The FDA on Wednesday approved ivabradine (Corlanor), Amgen’s new heart failure drug. The drug has been available for several years in Europe, where it is sold by Servier under the brand names of Corlentor and Procoralan.
Ivabradine was approved for the reduction of hospitalization from worsening heart failure. It is indicated for use in stable heart failure patients who are in sinus rhythm, have a resting heart rate of at least 70 bpm, and who are also taking the highest tolerable dose of a beta blocker. Ivabradine slows the rate of the heart by inhibiting the so-called “funny” current within the heart’s natural pacemaker, the sinoatrial node.
The funny current is an inward cation flux which helps initiate diastolic depolarization in pacemaker cells. So, if you inhibit the funny current heart rate slows. I have seen the FDA press release for consumers but not the product labeling. From the press release:
Corlanor is approved for use in certain people who have long-lasting (chronic) heart failure caused by the lower-left part of their heart not contracting well. The drug is indicated for patients who have symptoms of heart failure that are stable, a normal heartbeat with a resting heart rate of at least 70 beats per minute and are also taking beta blockers at the highest dose they can tolerate.
Reading between the lines it would appear that the drug is approved for patients with systolic dysfuction. The proviso concerning beta blockers, it would seem to me, will restrict the use of the drug, since many patients at the limits of beta blocker tolerance are there due to low heart rate. The niche for ivabradine may be in those patients at the limits of beta blocker tolerance for blood pressure reasons who still have a heart rate of at least 70.
An often forgotten fact is that heart rate reduction by itself is good for patients with heart failure. That was the premise of the the SHIFT study, the results of which are the basis of the drug's approval. From the Lancet paper:

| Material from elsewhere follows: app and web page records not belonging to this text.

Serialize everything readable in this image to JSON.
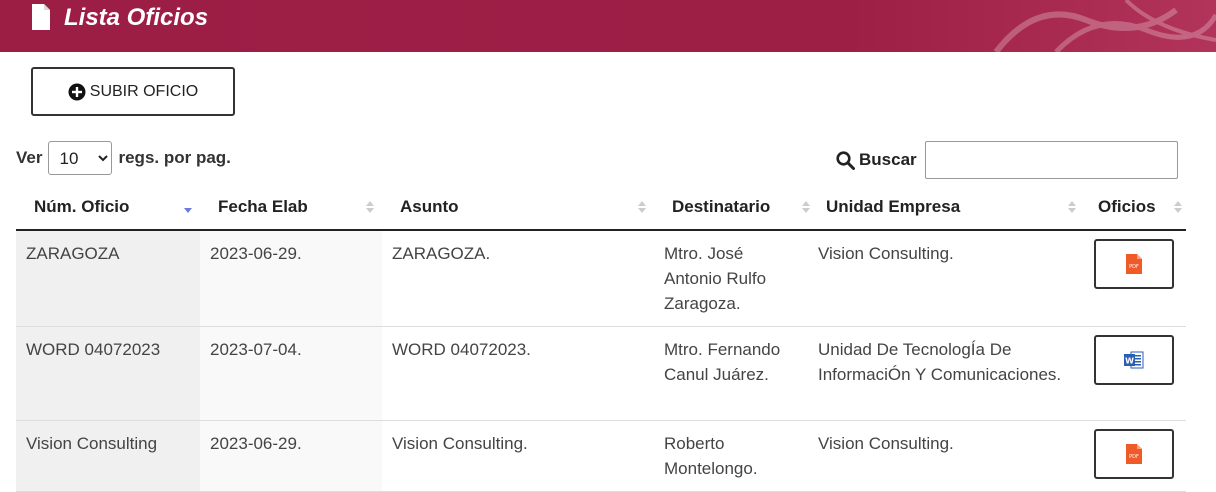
{
  "header": {
    "title": "Lista Oficios",
    "doc_icon": "file-icon"
  },
  "toolbar": {
    "upload_label": "SUBIR OFICIO",
    "upload_icon": "plus-circle-icon"
  },
  "length": {
    "prefix": "Ver",
    "value": "10",
    "suffix": "regs. por pag."
  },
  "search": {
    "label": "Buscar",
    "icon": "search-icon",
    "value": ""
  },
  "table": {
    "columns": [
      "Núm. Oficio",
      "Fecha Elab",
      "Asunto",
      "Destinatario",
      "Unidad Empresa",
      "Oficios"
    ],
    "rows": [
      {
        "num": "ZARAGOZA",
        "fecha": "2023-06-29.",
        "asunto": "ZARAGOZA.",
        "destinatario": "Mtro. José Antonio Rulfo Zaragoza.",
        "unidad": "Vision Consulting.",
        "file": "pdf-icon"
      },
      {
        "num": "WORD 04072023",
        "fecha": "2023-07-04.",
        "asunto": "WORD 04072023.",
        "destinatario": "Mtro. Fernando Canul Juárez.",
        "unidad": "Unidad De TecnologÍa De InformaciÓn Y Comunicaciones.",
        "file": "word-icon"
      },
      {
        "num": "Vision Consulting",
        "fecha": "2023-06-29.",
        "asunto": "Vision Consulting.",
        "destinatario": "Roberto Montelongo.",
        "unidad": "Vision Consulting.",
        "file": "pdf-icon"
      }
    ]
  },
  "colors": {
    "header_bg": "#9c1e45",
    "sort_active": "#6c7ae0",
    "pdf": "#f05a28",
    "word": "#2b5fb5"
  }
}
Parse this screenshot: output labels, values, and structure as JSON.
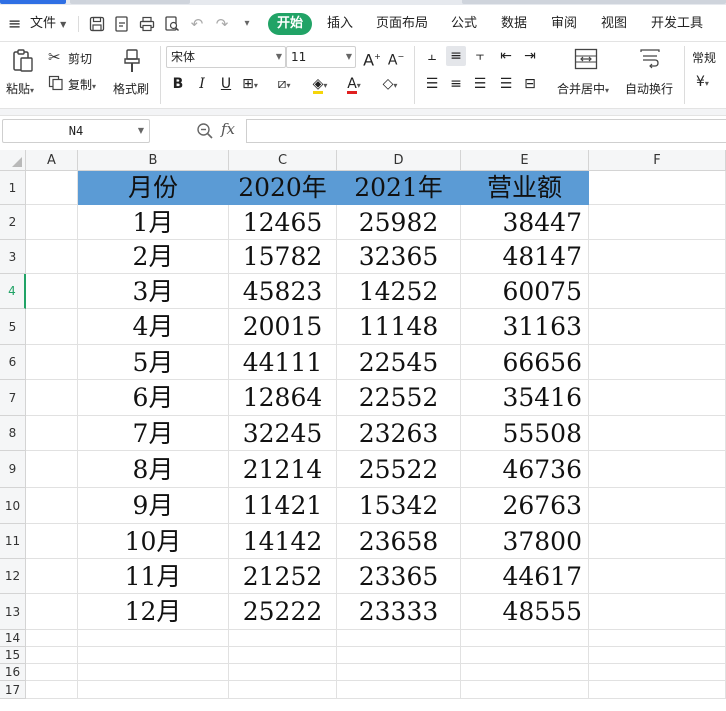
{
  "menu": {
    "file_label": "文件",
    "tabs": [
      "开始",
      "插入",
      "页面布局",
      "公式",
      "数据",
      "审阅",
      "视图",
      "开发工具"
    ],
    "active_tab": "开始"
  },
  "ribbon": {
    "paste": "粘贴",
    "cut": "剪切",
    "copy": "复制",
    "format_painter": "格式刷",
    "font_name": "宋体",
    "font_size": "11",
    "merge_center": "合并居中",
    "wrap_text": "自动换行",
    "number_format": "常规",
    "currency_symbol": "¥"
  },
  "formula_bar": {
    "name_box": "N4",
    "fx_label": "fx",
    "formula": ""
  },
  "colors": {
    "accent": "#21a366",
    "header_fill": "#5b9bd5"
  },
  "sheet": {
    "columns": [
      "A",
      "B",
      "C",
      "D",
      "E",
      "F"
    ],
    "row_numbers": [
      "1",
      "2",
      "3",
      "4",
      "5",
      "6",
      "7",
      "8",
      "9",
      "10",
      "11",
      "12",
      "13",
      "14",
      "15",
      "16",
      "17"
    ],
    "active_row": "4",
    "header": [
      "月份",
      "2020年",
      "2021年",
      "营业额"
    ],
    "rows": [
      [
        "1月",
        "12465",
        "25982",
        "38447"
      ],
      [
        "2月",
        "15782",
        "32365",
        "48147"
      ],
      [
        "3月",
        "45823",
        "14252",
        "60075"
      ],
      [
        "4月",
        "20015",
        "11148",
        "31163"
      ],
      [
        "5月",
        "44111",
        "22545",
        "66656"
      ],
      [
        "6月",
        "12864",
        "22552",
        "35416"
      ],
      [
        "7月",
        "32245",
        "23263",
        "55508"
      ],
      [
        "8月",
        "21214",
        "25522",
        "46736"
      ],
      [
        "9月",
        "11421",
        "15342",
        "26763"
      ],
      [
        "10月",
        "14142",
        "23658",
        "37800"
      ],
      [
        "11月",
        "21252",
        "23365",
        "44617"
      ],
      [
        "12月",
        "25222",
        "23333",
        "48555"
      ]
    ]
  }
}
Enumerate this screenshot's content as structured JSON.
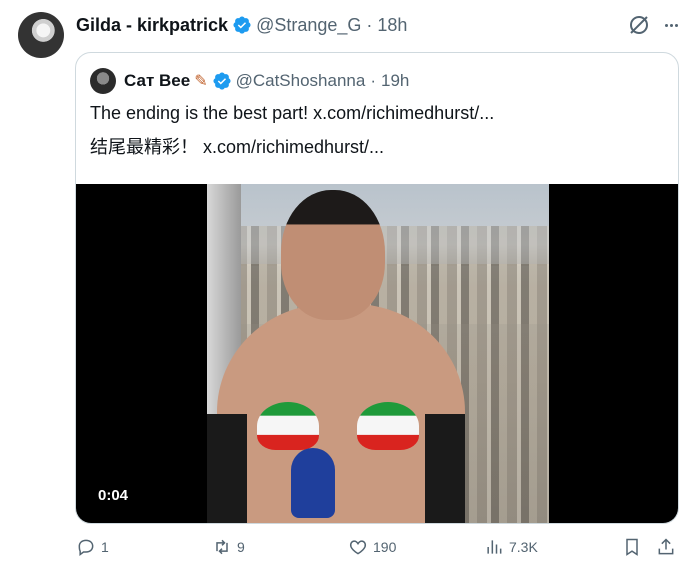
{
  "tweet": {
    "author_name": "Gilda - kirkpatrick",
    "author_handle": "@Strange_G",
    "separator": "·",
    "time": "18h"
  },
  "quoted_tweet": {
    "author_name": "Сат Вее",
    "author_handle": "@CatShoshanna",
    "separator": "·",
    "time": "19h",
    "line1_text": "The ending is the best part!",
    "line1_link": "x.com/richimedhurst/...",
    "line2_text": "结尾最精彩！",
    "line2_link": "x.com/richimedhurst/...",
    "video_duration": "0:04"
  },
  "actions": {
    "replies": "1",
    "reposts": "9",
    "likes": "190",
    "views": "7.3K"
  },
  "colors": {
    "verified": "#1d9bf0",
    "secondary_text": "#536471",
    "border": "#cfd9de"
  }
}
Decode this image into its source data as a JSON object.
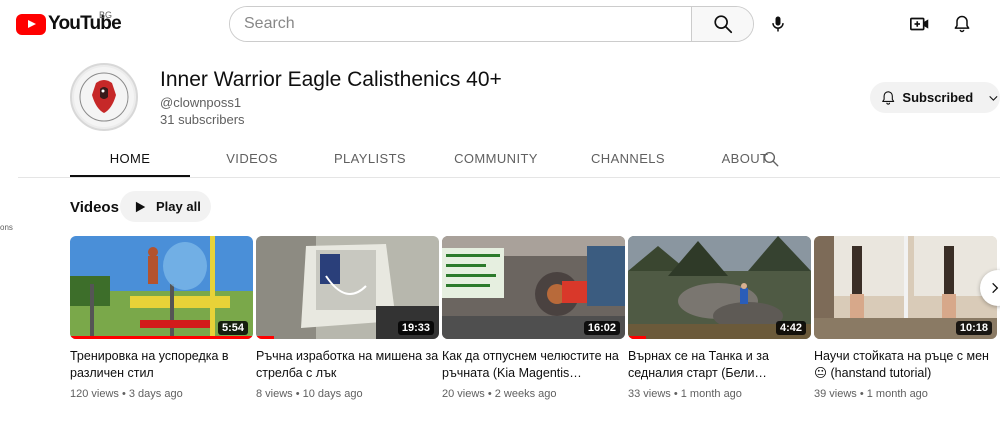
{
  "masthead": {
    "logo_text": "YouTube",
    "region": "BG",
    "search_placeholder": "Search"
  },
  "channel": {
    "name": "Inner Warrior Eagle Calisthenics 40+",
    "handle": "@clownposs1",
    "subscribers": "31 subscribers",
    "subscribe_label": "Subscribed"
  },
  "tabs": [
    {
      "label": "HOME",
      "active": true
    },
    {
      "label": "VIDEOS",
      "active": false
    },
    {
      "label": "PLAYLISTS",
      "active": false
    },
    {
      "label": "COMMUNITY",
      "active": false
    },
    {
      "label": "CHANNELS",
      "active": false
    },
    {
      "label": "ABOUT",
      "active": false
    }
  ],
  "sidebar_fragment": "ons",
  "shelf": {
    "title": "Videos",
    "play_all_label": "Play all"
  },
  "videos": [
    {
      "title": "Тренировка на успоредка в различен стил",
      "duration": "5:54",
      "meta": "120 views • 3 days ago",
      "watched": 1.0
    },
    {
      "title": "Ръчна изработка на мишена за стрелба с лък",
      "duration": "19:33",
      "meta": "8 views • 10 days ago",
      "watched": 0.1
    },
    {
      "title": "Как да отпуснем челюстите на ръчната (Kia Magentis…",
      "duration": "16:02",
      "meta": "20 views • 2 weeks ago",
      "watched": 0.0
    },
    {
      "title": "Върнах се на Танка и за седналия старт (Бели…",
      "duration": "4:42",
      "meta": "33 views • 1 month ago",
      "watched": 0.1
    },
    {
      "title": "Научи стойката на ръце с мен 😐 (hanstand tutorial)",
      "duration": "10:18",
      "meta": "39 views • 1 month ago",
      "watched": 0.0
    }
  ],
  "colors": {
    "brand_red": "#ff0000",
    "chip_bg": "#f2f2f2",
    "secondary_text": "#606060"
  }
}
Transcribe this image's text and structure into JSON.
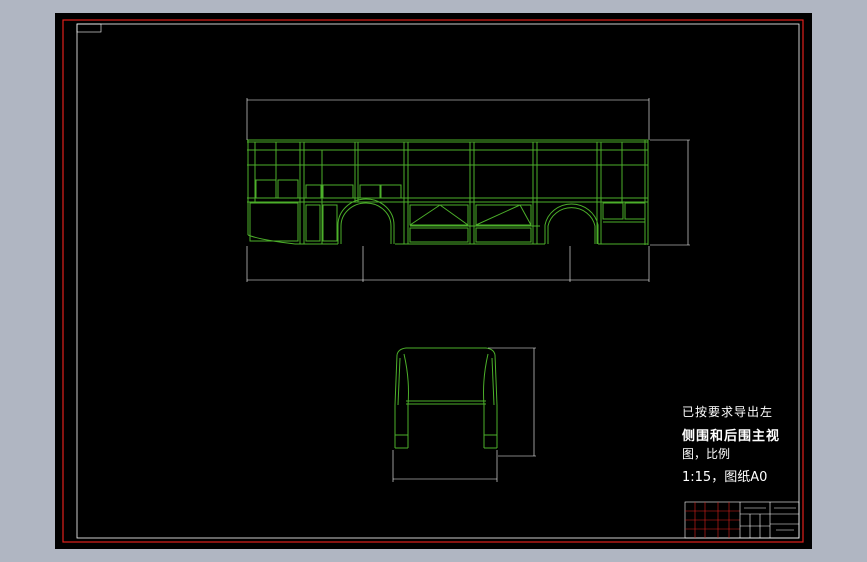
{
  "drawing": {
    "note_line1": "已按要求导出左",
    "note_line2": "侧围和后围主视",
    "note_line3": "图，比例",
    "note_line4": "1:15，图纸A0",
    "corner_tag": "",
    "colors": {
      "app_background": "#b0b6c2",
      "sheet": "#000000",
      "border": "#e0201c",
      "frame": "#4caf2a",
      "dimension": "#ffffff",
      "title_block": "#ffffff",
      "title_block_accent": "#e0201c"
    }
  },
  "views": {
    "side_view": "left-side-frame",
    "rear_view": "rear-frame"
  }
}
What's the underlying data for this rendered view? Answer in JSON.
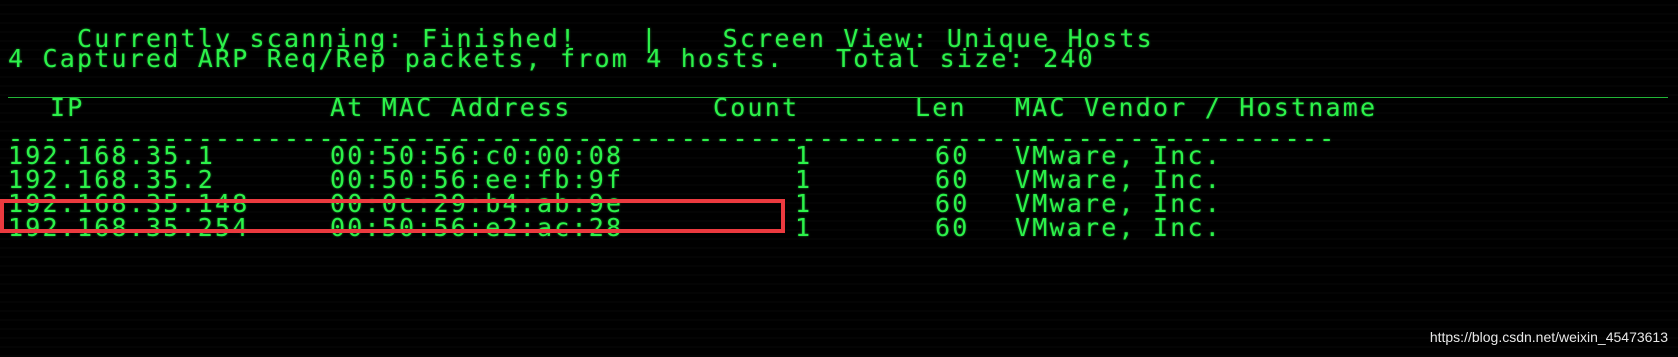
{
  "status": {
    "scanning_label": "Currently scanning: Finished!",
    "separator": "|",
    "screen_view": "Screen View: Unique Hosts"
  },
  "summary": "4 Captured ARP Req/Rep packets, from 4 hosts.   Total size: 240",
  "table": {
    "headers": {
      "ip": "IP",
      "mac": "At MAC Address",
      "count": "Count",
      "len": "Len",
      "vendor": "MAC Vendor / Hostname"
    },
    "divider": "-----------------------------------------------------------------------------",
    "rows": [
      {
        "ip": "192.168.35.1",
        "mac": "00:50:56:c0:00:08",
        "count": "1",
        "len": "60",
        "vendor": "VMware, Inc."
      },
      {
        "ip": "192.168.35.2",
        "mac": "00:50:56:ee:fb:9f",
        "count": "1",
        "len": "60",
        "vendor": "VMware, Inc."
      },
      {
        "ip": "192.168.35.148",
        "mac": "00:0c:29:b4:ab:9e",
        "count": "1",
        "len": "60",
        "vendor": "VMware, Inc."
      },
      {
        "ip": "192.168.35.254",
        "mac": "00:50:56:e2:ac:28",
        "count": "1",
        "len": "60",
        "vendor": "VMware, Inc."
      }
    ]
  },
  "highlight": {
    "row": "192.168.35.148",
    "color": "#ec3a3f"
  },
  "colors": {
    "text": "#2cf24a",
    "background": "#000000"
  },
  "watermark": "https://blog.csdn.net/weixin_45473613"
}
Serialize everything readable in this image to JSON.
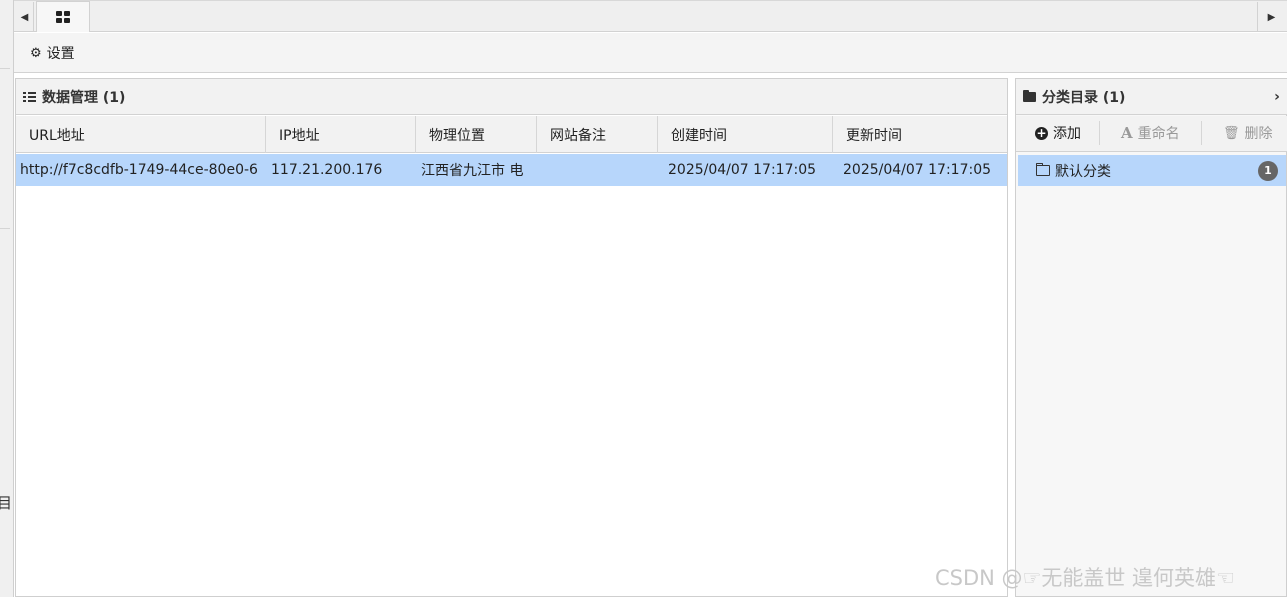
{
  "tabs": {
    "scroll_left_icon": "caret-left-icon",
    "home_icon": "th-large-icon",
    "scroll_right_icon": "caret-right-icon"
  },
  "toolbar": {
    "settings_label": "设置",
    "settings_icon": "gear-icon"
  },
  "data_panel": {
    "title": "数据管理 (1)",
    "columns": [
      "URL地址",
      "IP地址",
      "物理位置",
      "网站备注",
      "创建时间",
      "更新时间"
    ],
    "rows": [
      {
        "url": "http://f7c8cdfb-1749-44ce-80e0-6",
        "ip": "117.21.200.176",
        "location": "江西省九江市 电",
        "note": "",
        "created": "2025/04/07 17:17:05",
        "updated": "2025/04/07 17:17:05"
      }
    ]
  },
  "category_panel": {
    "title": "分类目录 (1)",
    "add_label": "添加",
    "rename_label": "重命名",
    "delete_label": "删除",
    "rename_glyph": "A",
    "items": [
      {
        "label": "默认分类",
        "count": "1"
      }
    ]
  },
  "left_stub": {
    "char": "目"
  },
  "watermark": "CSDN @☞无能盖世 遑何英雄☜",
  "colors": {
    "selection": "#b7d6fb",
    "header_bg": "#f2f2f2",
    "border": "#d2d2d2",
    "badge": "#666666",
    "disabled_text": "#999999"
  }
}
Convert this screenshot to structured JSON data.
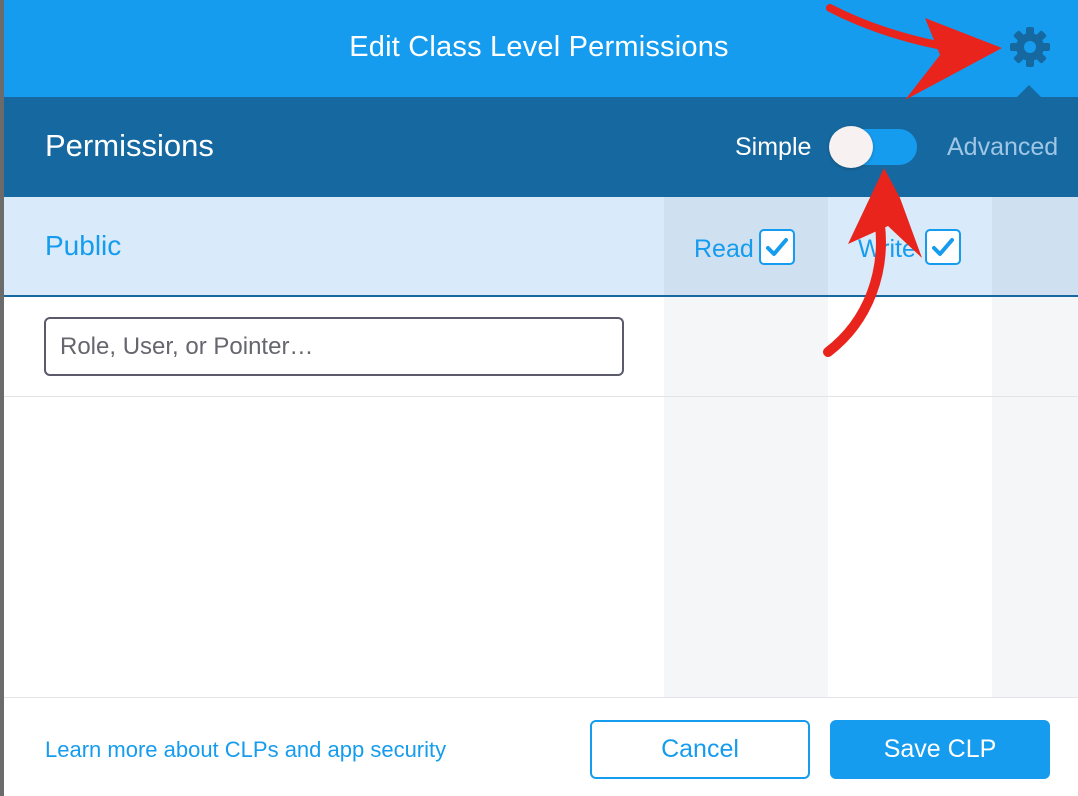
{
  "header": {
    "title": "Edit Class Level Permissions",
    "settings_icon": "gear-icon"
  },
  "permissions_bar": {
    "title": "Permissions",
    "mode_simple": "Simple",
    "mode_advanced": "Advanced",
    "toggle_state": "simple"
  },
  "public_row": {
    "label": "Public",
    "read_label": "Read",
    "read_checked": true,
    "write_label": "Write",
    "write_checked": true
  },
  "entity_input": {
    "placeholder": "Role, User, or Pointer…",
    "value": ""
  },
  "footer": {
    "learn_link": "Learn more about CLPs and app security",
    "cancel_label": "Cancel",
    "save_label": "Save CLP"
  },
  "colors": {
    "primary": "#169cee",
    "dark_bar": "#1669a0",
    "public_bg": "#d9eafa",
    "annotation_arrow": "#e8241c"
  }
}
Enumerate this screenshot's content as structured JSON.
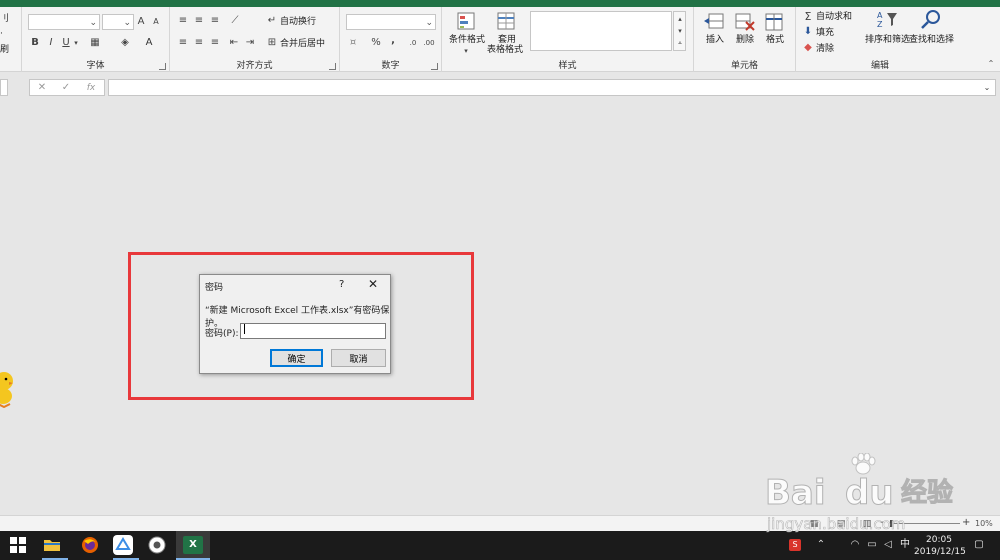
{
  "ribbon": {
    "clipboard_partial_1": "刷",
    "font_group_label": "字体",
    "font_bold": "B",
    "font_italic": "I",
    "font_underline": "U",
    "font_grow": "A",
    "font_shrink": "A",
    "align_group_label": "对齐方式",
    "wrap_text": "自动换行",
    "merge_center": "合并后居中",
    "number_group_label": "数字",
    "percent": "%",
    "comma": ",",
    "cond_format": "条件格式",
    "table_format_1": "套用",
    "table_format_2": "表格格式",
    "styles_group_label": "样式",
    "insert": "插入",
    "delete": "删除",
    "format": "格式",
    "cells_group_label": "单元格",
    "autosum": "自动求和",
    "fill": "填充",
    "clear": "清除",
    "sort_filter": "排序和筛选",
    "find_select": "查找和选择",
    "editing_group_label": "编辑"
  },
  "formula_bar": {
    "cancel": "✕",
    "enter": "✓",
    "fx": "fx"
  },
  "dialog": {
    "title": "密码",
    "help": "?",
    "close": "✕",
    "message": "“新建 Microsoft Excel 工作表.xlsx”有密码保护。",
    "password_label": "密码(P):",
    "password_value": "",
    "ok_label": "确定",
    "cancel_label": "取消"
  },
  "statusbar": {
    "zoom": "10%",
    "zoom_minus": "-",
    "zoom_plus": "+"
  },
  "taskbar": {
    "time": "20:05",
    "date": "2019/12/15",
    "ime": "中",
    "excel_label": "X"
  },
  "watermark": {
    "brand": "Bai",
    "brand2": "du",
    "brand_cn": "经验",
    "url": "jingyan.baidu.com"
  },
  "colors": {
    "excel_green": "#217346",
    "highlight_red": "#e8383b",
    "focus_blue": "#0078d7"
  }
}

Raised resting heart rate is a marker of cardiovascular risk. We postulated that heart rate is also a risk factor for cardiovascular events in heart failure. In the SHIFT trial, patients with chronic heart failure were treated with the selective heart-rate-lowering agent ivabradine. We aimed to test our hypothesis by investigating the association between heart rate and events in this patient population...
In the placebo group, patients with the highest heart rates (greater than or equal to 87 beats per min [bpm], n=682, 286 events) were at more than two-fold higher risk for the primary composite endpoint than were patients with the lowest heart rates (70 to less than 72 bpm, n=461, 92 events; hazard ratio [HR] 2·34, 95% CI 1·84–2·98, p less than 0·0001). Risk of primary composite endpoint events increased by 3% with every beat increase from baseline heart rate and 16% for every 5-bpm increase. In the ivabradine group, there was a direct association between heart rate achieved at 28 days and subsequent cardiac outcomes. Patients with heart rates lower than 60 bpm at 28 days on treatment had fewer primary composite endpoint events during the study (n=1192; event rate 17·4%, 95% CI 15·3–19·6) than did patients with higher heart rates. The effect of ivabradine is accounted for by heart-rate reduction, as shown by the neutralisation of the treatment effect after adjustment for change of heart rate at 28 days (HR 0·95, 0·85–1·06, p=0·352).
Our analysis confirms that high heart rate is a risk factor in heart failure. Selective lowering of heart rates with ivabradine improves cardiovascular outcomes. Heart rate is an important target for treatment of heart failure.